## PROBLEM TO SOLVE
Would you find each line in the entries below with the string "this" and copy it?

══ PROVIDED INFORMATION ══

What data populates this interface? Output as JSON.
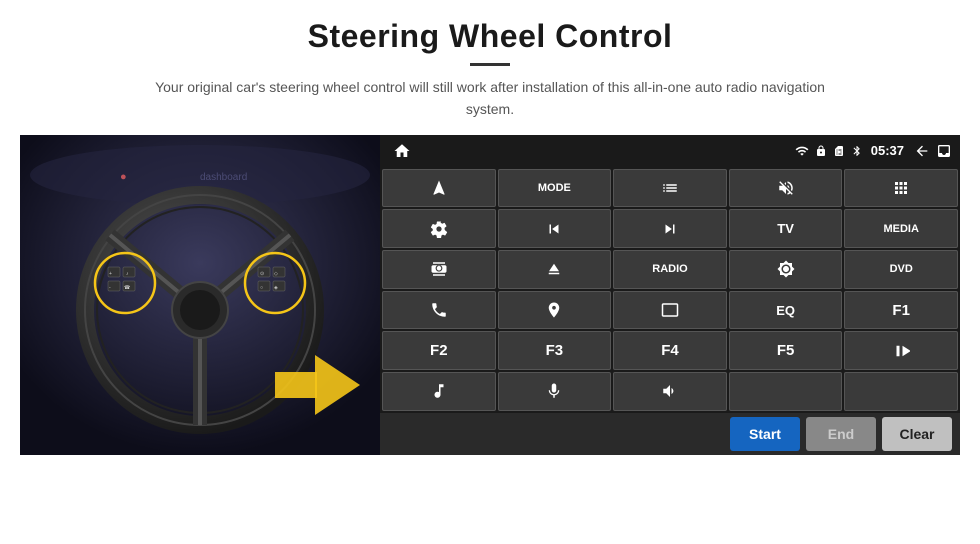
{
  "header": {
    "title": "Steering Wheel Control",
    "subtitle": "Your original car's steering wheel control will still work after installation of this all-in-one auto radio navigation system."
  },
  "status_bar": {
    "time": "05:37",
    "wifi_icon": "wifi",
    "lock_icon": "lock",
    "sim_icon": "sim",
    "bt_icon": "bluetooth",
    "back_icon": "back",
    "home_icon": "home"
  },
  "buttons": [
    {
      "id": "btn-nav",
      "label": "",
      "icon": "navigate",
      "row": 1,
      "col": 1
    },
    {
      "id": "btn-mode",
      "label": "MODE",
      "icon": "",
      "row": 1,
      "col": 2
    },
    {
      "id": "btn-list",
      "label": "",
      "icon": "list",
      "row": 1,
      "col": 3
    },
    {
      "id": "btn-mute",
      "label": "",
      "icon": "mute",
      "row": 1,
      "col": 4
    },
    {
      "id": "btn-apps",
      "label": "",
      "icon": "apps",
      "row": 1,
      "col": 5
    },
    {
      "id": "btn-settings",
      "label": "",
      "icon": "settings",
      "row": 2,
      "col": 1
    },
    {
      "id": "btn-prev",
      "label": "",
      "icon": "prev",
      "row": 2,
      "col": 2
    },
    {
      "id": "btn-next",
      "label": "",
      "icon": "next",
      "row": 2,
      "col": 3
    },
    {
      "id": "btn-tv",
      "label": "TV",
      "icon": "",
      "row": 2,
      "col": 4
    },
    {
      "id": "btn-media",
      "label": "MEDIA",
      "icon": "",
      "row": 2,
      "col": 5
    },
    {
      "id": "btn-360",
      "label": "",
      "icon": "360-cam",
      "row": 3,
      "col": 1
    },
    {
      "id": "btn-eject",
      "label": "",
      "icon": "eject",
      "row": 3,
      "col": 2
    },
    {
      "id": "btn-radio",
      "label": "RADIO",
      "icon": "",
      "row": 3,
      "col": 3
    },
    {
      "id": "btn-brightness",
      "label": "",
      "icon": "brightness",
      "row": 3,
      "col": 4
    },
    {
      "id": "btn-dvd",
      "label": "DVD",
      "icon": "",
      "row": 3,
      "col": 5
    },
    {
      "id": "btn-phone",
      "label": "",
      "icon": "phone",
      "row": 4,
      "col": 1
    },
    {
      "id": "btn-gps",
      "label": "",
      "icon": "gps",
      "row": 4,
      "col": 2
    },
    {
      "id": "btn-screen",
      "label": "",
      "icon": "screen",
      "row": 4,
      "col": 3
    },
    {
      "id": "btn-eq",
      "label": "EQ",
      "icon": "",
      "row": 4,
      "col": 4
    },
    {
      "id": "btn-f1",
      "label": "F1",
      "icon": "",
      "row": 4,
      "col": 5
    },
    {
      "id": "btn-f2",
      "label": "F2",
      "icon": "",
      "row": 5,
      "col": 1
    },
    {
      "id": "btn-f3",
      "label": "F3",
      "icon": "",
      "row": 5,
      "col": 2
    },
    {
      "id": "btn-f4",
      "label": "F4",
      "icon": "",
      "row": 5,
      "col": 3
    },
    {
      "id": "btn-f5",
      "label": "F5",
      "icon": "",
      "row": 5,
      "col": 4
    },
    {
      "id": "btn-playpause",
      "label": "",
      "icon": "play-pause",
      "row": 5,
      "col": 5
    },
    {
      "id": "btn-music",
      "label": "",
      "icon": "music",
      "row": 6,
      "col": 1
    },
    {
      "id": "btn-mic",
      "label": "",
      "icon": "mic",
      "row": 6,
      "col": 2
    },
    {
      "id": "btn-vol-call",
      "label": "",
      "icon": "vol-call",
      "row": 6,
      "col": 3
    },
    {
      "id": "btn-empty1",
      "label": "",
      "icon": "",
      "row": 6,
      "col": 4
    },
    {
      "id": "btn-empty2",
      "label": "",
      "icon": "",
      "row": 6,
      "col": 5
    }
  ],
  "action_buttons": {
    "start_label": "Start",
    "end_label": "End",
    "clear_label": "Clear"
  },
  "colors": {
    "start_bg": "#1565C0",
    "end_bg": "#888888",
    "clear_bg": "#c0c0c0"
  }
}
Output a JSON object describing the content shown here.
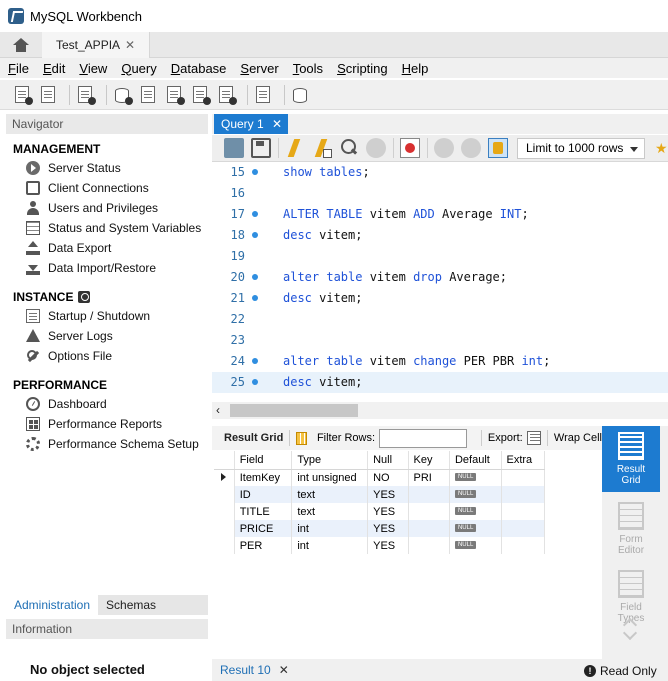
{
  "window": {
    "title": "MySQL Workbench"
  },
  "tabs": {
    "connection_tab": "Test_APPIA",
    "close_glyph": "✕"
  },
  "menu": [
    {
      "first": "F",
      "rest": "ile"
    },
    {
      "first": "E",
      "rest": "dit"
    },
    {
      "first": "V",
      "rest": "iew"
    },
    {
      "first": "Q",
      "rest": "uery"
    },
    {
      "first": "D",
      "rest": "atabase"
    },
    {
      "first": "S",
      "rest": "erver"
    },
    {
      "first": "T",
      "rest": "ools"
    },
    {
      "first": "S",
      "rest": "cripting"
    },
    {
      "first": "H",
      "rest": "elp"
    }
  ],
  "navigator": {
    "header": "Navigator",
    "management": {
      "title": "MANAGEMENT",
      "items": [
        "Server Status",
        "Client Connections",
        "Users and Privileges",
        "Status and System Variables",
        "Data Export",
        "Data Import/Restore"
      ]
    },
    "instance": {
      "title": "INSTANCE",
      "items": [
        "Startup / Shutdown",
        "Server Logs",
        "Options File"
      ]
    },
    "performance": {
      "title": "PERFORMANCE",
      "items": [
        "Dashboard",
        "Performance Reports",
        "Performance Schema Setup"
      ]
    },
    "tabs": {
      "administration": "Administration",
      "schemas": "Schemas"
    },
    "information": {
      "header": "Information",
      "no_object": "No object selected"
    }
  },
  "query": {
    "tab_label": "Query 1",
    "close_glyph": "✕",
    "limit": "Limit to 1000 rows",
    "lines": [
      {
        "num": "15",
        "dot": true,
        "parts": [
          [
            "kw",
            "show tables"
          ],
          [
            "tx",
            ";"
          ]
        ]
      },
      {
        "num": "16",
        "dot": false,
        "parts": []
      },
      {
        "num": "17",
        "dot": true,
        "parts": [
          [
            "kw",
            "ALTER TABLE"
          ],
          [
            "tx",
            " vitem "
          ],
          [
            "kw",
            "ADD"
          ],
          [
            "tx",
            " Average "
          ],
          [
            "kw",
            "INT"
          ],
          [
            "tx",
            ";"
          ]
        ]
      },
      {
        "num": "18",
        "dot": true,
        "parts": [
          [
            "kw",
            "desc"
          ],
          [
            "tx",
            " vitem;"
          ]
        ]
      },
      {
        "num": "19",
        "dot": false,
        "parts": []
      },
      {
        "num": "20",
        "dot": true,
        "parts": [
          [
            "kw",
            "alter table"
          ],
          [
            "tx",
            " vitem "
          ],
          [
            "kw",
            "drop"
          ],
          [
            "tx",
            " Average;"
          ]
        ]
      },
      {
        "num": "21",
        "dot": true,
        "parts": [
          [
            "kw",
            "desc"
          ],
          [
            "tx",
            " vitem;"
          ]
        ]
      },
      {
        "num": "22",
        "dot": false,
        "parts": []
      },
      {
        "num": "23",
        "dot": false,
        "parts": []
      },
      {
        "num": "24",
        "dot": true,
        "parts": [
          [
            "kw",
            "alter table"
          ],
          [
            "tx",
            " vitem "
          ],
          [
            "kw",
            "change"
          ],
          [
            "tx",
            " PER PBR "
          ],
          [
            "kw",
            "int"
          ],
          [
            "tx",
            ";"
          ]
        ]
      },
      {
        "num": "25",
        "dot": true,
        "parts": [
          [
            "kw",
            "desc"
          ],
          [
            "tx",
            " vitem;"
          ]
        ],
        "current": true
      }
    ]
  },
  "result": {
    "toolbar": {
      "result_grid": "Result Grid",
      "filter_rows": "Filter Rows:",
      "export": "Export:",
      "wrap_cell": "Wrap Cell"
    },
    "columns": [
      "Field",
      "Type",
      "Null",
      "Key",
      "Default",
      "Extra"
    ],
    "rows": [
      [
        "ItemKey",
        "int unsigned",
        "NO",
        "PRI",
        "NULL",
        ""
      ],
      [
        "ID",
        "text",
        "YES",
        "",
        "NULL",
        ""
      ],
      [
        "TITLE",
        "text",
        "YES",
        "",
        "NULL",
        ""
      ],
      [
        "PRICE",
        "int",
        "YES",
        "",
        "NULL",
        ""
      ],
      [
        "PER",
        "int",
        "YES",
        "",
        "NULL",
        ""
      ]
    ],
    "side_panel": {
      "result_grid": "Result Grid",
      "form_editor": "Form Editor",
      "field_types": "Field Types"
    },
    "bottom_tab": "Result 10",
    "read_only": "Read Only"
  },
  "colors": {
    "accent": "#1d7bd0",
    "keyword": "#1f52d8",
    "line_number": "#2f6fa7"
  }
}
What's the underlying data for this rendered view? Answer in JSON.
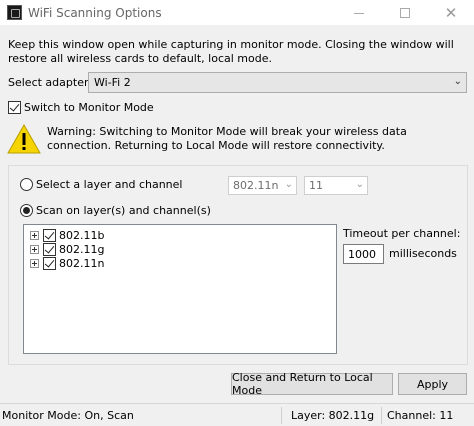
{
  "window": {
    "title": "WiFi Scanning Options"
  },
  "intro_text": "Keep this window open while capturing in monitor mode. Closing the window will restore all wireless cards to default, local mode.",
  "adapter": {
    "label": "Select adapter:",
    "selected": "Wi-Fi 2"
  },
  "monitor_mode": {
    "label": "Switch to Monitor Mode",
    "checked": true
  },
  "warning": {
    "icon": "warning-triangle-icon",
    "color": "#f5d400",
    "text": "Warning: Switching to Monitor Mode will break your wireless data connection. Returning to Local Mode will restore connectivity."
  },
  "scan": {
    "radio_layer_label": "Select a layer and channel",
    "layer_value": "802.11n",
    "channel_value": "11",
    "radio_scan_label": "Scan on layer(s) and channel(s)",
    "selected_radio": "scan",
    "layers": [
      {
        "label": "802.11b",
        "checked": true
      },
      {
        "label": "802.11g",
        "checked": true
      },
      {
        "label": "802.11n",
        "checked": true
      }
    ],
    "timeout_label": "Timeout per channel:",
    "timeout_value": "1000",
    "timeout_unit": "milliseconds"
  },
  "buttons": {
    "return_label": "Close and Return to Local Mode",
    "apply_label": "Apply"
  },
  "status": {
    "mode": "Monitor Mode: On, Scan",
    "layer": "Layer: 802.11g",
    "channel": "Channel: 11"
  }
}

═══

## EXERCISE SOLUTION
What data populates this interface? Output as JSON.
    "subtitle": "Your original car's steering wheel control will still work after installation of this all-in-one auto radio navigation system."
What's the underlying data for this rendered view? Answer in JSON.
  "intro_text": "Keep this window open while capturing in monitor mode. Closing the window will restore all wireless cards to default, local mode.",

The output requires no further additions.